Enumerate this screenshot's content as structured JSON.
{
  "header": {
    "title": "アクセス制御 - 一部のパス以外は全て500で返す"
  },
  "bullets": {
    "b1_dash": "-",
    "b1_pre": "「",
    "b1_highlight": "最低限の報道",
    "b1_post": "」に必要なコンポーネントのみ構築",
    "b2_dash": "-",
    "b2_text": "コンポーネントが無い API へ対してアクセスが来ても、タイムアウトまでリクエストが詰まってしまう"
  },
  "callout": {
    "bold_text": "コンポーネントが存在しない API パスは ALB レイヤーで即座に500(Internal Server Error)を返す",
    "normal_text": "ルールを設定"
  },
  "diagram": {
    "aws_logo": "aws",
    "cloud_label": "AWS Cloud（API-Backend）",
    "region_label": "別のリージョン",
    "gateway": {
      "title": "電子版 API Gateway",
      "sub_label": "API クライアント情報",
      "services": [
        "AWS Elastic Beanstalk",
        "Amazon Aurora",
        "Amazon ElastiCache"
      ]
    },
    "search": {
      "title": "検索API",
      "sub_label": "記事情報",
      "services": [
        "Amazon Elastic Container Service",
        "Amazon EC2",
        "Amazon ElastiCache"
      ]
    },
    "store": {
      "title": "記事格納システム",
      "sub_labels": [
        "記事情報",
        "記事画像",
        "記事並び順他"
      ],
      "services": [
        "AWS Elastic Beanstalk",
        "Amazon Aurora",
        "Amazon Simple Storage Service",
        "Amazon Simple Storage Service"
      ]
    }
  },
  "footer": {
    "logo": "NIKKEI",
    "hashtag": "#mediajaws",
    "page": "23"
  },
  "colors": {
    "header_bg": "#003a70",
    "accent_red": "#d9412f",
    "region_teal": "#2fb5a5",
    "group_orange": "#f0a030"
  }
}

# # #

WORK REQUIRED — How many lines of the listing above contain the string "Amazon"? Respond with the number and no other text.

EXPECTED ANSWER — 8